Apparently we're not the only ones. Deutesche Welle notes that Esperanto is experiencing a revival of interest, thanks in no small part to the Internet:
"The Internet has opened up new possibilities," Boris-Antoine Legault, a leading Esperantist in North America, told the Canadian Press. "Esperanto is a fantastic tool on the Internet as a bridge language."
Be it blogs, forums, or online tutorials, the Internet has allowed Esperanto to reach larger audiences than it used to. Pre-Internet, learning Esperanto generally meant ordering a book from a little-known publisher or perhaps visiting one of the few dusty Esperanto offices still open in a few larger cities.
So it's not exactly a dead language, as my brother Brian claimed in a recent conversation I had with him. (I'll give Brian some slack, though: His chief contact with an Esperantist earlier was on an e-mail listserv with someone who insisted in writing all his messages in Esperanto with a delayed English translation, even though no one else on the listserv spoke the language.)
I have to admit, I made my initial contact with the Esperanto-USA through their web site, and while Evangeline is taking the postal version of the correspondence course, so she can enjoy getting mail, I've been doing my lessons via e-mail.
I found it interesting that the United Kingdom is about to see some Esperanto-language clothing ads, with subtitles. And of course, there was that 1965 horror film, "Incubus," with William Shatner that was filmed entirely in Esperanto. With what I imagine is a relative shortage of new literature, music, and TV or movies available in the language, those roughly 3 million people are a shoo-in market for anyone ambitious enough to tap into it.

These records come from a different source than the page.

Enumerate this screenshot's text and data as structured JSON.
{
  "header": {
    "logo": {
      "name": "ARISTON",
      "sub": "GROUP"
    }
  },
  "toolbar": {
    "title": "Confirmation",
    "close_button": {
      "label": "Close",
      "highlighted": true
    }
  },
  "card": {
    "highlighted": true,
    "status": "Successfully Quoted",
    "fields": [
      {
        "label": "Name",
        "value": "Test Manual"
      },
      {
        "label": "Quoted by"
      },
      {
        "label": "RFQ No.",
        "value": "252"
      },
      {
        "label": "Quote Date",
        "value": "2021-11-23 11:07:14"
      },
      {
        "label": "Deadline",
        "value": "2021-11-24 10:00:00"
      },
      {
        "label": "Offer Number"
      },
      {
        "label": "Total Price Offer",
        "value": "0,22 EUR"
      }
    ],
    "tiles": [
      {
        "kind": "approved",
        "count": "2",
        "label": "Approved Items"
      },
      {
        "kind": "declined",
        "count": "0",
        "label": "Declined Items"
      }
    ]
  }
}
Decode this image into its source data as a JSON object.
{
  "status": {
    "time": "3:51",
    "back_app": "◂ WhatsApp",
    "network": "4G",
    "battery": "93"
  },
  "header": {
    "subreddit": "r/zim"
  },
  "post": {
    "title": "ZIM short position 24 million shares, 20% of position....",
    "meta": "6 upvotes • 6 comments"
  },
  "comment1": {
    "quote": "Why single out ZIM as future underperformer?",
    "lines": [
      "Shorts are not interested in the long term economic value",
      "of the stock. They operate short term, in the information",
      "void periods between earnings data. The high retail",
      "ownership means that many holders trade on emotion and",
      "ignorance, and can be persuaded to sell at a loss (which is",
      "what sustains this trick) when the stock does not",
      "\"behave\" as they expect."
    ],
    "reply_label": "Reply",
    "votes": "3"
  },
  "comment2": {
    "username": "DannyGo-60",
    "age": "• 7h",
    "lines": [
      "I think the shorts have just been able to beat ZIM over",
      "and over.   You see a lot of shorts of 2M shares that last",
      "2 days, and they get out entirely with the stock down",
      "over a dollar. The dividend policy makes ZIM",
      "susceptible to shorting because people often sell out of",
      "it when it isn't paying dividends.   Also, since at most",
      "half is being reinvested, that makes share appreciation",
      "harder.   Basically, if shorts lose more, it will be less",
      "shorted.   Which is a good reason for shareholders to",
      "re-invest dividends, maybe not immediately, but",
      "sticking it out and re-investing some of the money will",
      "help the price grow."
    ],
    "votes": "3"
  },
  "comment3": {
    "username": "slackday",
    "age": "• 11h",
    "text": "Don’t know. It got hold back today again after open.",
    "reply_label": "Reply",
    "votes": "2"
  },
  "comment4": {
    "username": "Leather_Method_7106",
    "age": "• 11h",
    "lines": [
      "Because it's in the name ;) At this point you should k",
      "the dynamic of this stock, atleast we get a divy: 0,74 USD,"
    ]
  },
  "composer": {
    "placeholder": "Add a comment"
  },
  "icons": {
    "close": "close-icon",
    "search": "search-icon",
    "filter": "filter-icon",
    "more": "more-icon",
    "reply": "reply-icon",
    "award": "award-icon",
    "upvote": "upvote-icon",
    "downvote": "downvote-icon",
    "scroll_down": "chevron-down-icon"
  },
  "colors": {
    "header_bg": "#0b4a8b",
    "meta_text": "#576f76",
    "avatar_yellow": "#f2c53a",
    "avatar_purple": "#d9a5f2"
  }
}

So I'm not convinced that it's going to be attaining its goals of international understanding any time soon, but I am pretty sure that this is a language that's not going away any time soon either.